Reach Catalonia by flying into the international airports at either Barcelona or Girona.

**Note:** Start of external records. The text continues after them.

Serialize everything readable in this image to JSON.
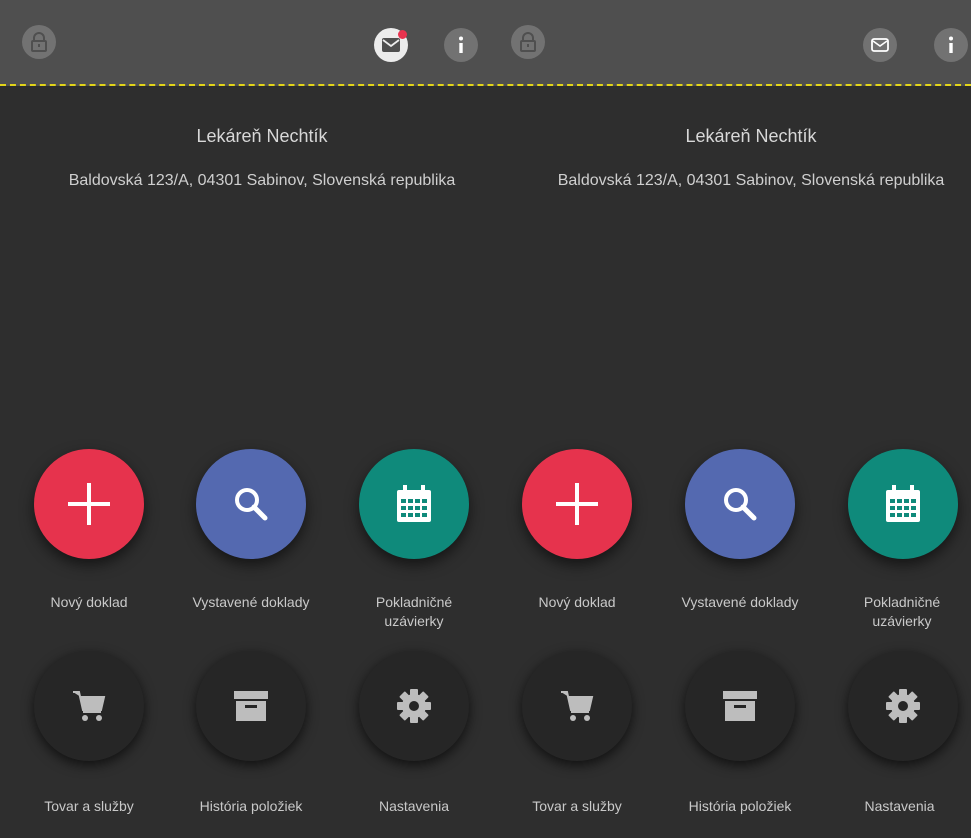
{
  "panes": [
    {
      "store_name": "Lekáreň Nechtík",
      "address": "Baldovská 123/A, 04301 Sabinov, Slovenská republika",
      "mail_has_notification": true,
      "tiles": [
        {
          "label": "Nový doklad",
          "icon": "plus-icon",
          "color": "#e6334d"
        },
        {
          "label": "Vystavené doklady",
          "icon": "search-icon",
          "color": "#5469b0"
        },
        {
          "label": "Pokladničné uzávierky",
          "icon": "calendar-icon",
          "color": "#0f8a7b"
        },
        {
          "label": "Tovar a služby",
          "icon": "cart-icon",
          "color": "#262626"
        },
        {
          "label": "História položiek",
          "icon": "archive-icon",
          "color": "#262626"
        },
        {
          "label": "Nastavenia",
          "icon": "gear-icon",
          "color": "#262626"
        }
      ]
    },
    {
      "store_name": "Lekáreň Nechtík",
      "address": "Baldovská 123/A, 04301 Sabinov, Slovenská republika",
      "mail_has_notification": false,
      "tiles": [
        {
          "label": "Nový doklad",
          "icon": "plus-icon",
          "color": "#e6334d"
        },
        {
          "label": "Vystavené doklady",
          "icon": "search-icon",
          "color": "#5469b0"
        },
        {
          "label": "Pokladničné uzávierky",
          "icon": "calendar-icon",
          "color": "#0f8a7b"
        },
        {
          "label": "Tovar a služby",
          "icon": "cart-icon",
          "color": "#262626"
        },
        {
          "label": "História položiek",
          "icon": "archive-icon",
          "color": "#262626"
        },
        {
          "label": "Nastavenia",
          "icon": "gear-icon",
          "color": "#262626"
        }
      ]
    }
  ],
  "colors": {
    "topbar": "#4f4f4f",
    "background": "#2e2e2e",
    "divider": "#e2d41a",
    "notification": "#e8334f"
  }
}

If you want to explore, renting a car is the most convenient way to see the region's coastline, countryside, towns and cities, although it is possible to travel across the province by bus and rail.

Popular cities in Catalonia

Barceloneta Beach which includes street scenes, a city and night scenes
Known for Shopping, Cathedral and Museum
Modernist art and Gothic architecture create a stunning backdrop in the Catalan capital, where sublime food and a sophisticated nightlife scene await.

Reasons to visit

  • La Rambla
  • Passeig de Gracia
  • Placa de Catalunya
Tarragona Cathedral showing a garden and heritage architecture as well as a large group of people
Known for Historical, Ruin and Sightseeing
Explore this Catalonian beach city for the relics and antiques left by the Romans: museums, old city walls and an amphitheater.

Reasons to visit

  • Tarragona Amphitheatre
  • Tarragona Cathedral
  • L'Arrabassada Beach
Known for Beach View, Sea and Port

Reasons to visit

  • Cadaques Beach
  • Cap de Creus
Sitges featuring heritage architecture and rugged coastline
Known for Beach View, Dining and Poolside Bars
Visit this eclectic and beautiful resort, one of the most popular beach destinations in southern Europe.

Reasons to visit

  • Castelldefels Beach
Lleida which includes a house, a river or creek and tranquil scenes
Known for Cathedral, Museum and UNESCO Site

Reasons to visit

  • Cathedral of St. Mary of La Seu Vella
Girona featuring a coastal town, rugged coastline and a bay or harbour
Known for Historical, Cheese and Secluded
From medieval architecture and history museums to city rivers and a mountainous backdrop, this Catalonian city appeals to nature lovers and cultural enthusiasts.